→ WHAT TO DO
Produce the records again in full, exactly as shown below.

──────── TASK MATERIAL

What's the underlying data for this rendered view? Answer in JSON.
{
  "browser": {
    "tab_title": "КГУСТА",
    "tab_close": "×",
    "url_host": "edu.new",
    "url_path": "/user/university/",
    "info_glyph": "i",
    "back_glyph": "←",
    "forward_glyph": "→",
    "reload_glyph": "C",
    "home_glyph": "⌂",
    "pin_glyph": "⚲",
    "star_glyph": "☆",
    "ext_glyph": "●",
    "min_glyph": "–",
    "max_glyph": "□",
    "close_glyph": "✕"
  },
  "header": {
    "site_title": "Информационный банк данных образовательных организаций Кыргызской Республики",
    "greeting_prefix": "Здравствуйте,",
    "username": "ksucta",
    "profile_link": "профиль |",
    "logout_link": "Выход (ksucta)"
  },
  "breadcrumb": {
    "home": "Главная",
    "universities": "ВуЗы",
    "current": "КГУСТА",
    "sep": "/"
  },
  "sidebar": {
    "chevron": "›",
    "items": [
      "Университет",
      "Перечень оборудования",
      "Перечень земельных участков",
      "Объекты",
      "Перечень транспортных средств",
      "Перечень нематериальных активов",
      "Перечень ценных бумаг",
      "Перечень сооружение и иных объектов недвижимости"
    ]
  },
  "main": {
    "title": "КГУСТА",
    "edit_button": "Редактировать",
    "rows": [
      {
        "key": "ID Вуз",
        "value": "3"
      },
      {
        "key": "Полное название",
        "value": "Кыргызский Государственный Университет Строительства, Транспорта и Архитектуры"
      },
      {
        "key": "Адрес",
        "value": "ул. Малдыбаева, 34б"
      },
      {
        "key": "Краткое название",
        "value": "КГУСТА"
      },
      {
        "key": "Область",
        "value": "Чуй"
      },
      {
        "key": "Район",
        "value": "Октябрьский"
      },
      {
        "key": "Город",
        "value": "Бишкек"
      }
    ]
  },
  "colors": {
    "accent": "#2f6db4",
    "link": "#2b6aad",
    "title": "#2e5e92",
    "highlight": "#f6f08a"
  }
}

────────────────

→ EXERCISE RESPONSE
What's the underlying data for this rendered view? Answer in JSON.
{
  "browser": {
    "tab_title": "КГУСТА",
    "tab_close": "×",
    "url_host": "edu.new",
    "url_path": "/user/university/",
    "info_glyph": "i",
    "back_glyph": "←",
    "forward_glyph": "→",
    "reload_glyph": "C",
    "home_glyph": "⌂",
    "pin_glyph": "⚲",
    "star_glyph": "☆",
    "ext_glyph": "●",
    "min_glyph": "–",
    "max_glyph": "□",
    "close_glyph": "✕"
  },
  "header": {
    "site_title": "Информационный банк данных образовательных организаций Кыргызской Республики",
    "greeting_prefix": "Здравствуйте,",
    "username": "ksucta",
    "profile_link": "профиль |",
    "logout_link": "Выход (ksucta)"
  },
  "breadcrumb": {
    "home": "Главная",
    "universities": "ВуЗы",
    "current": "КГУСТА",
    "sep": "/"
  },
  "sidebar": {
    "chevron": "›",
    "items": [
      "Университет",
      "Перечень оборудования",
      "Перечень земельных участков",
      "Объекты",
      "Перечень транспортных средств",
      "Перечень нематериальных активов",
      "Перечень ценных бумаг",
      "Перечень сооружение и иных объектов недвижимости"
    ]
  },
  "main": {
    "title": "КГУСТА",
    "edit_button": "Редактировать",
    "rows": [
      {
        "key": "ID Вуз",
        "value": "3"
      },
      {
        "key": "Полное название",
        "value": "Кыргызский Государственный Университет Строительства, Транспорта и Архитектуры"
      },
      {
        "key": "Адрес",
        "value": "ул. Малдыбаева, 34б"
      },
      {
        "key": "Краткое название",
        "value": "КГУСТА"
      },
      {
        "key": "Область",
        "value": "Чуй"
      },
      {
        "key": "Район",
        "value": "Октябрьский"
      },
      {
        "key": "Город",
        "value": "Бишкек"
      }
    ]
  },
  "colors": {
    "accent": "#2f6db4",
    "link": "#2b6aad",
    "title": "#2e5e92",
    "highlight": "#f6f08a"
  }
}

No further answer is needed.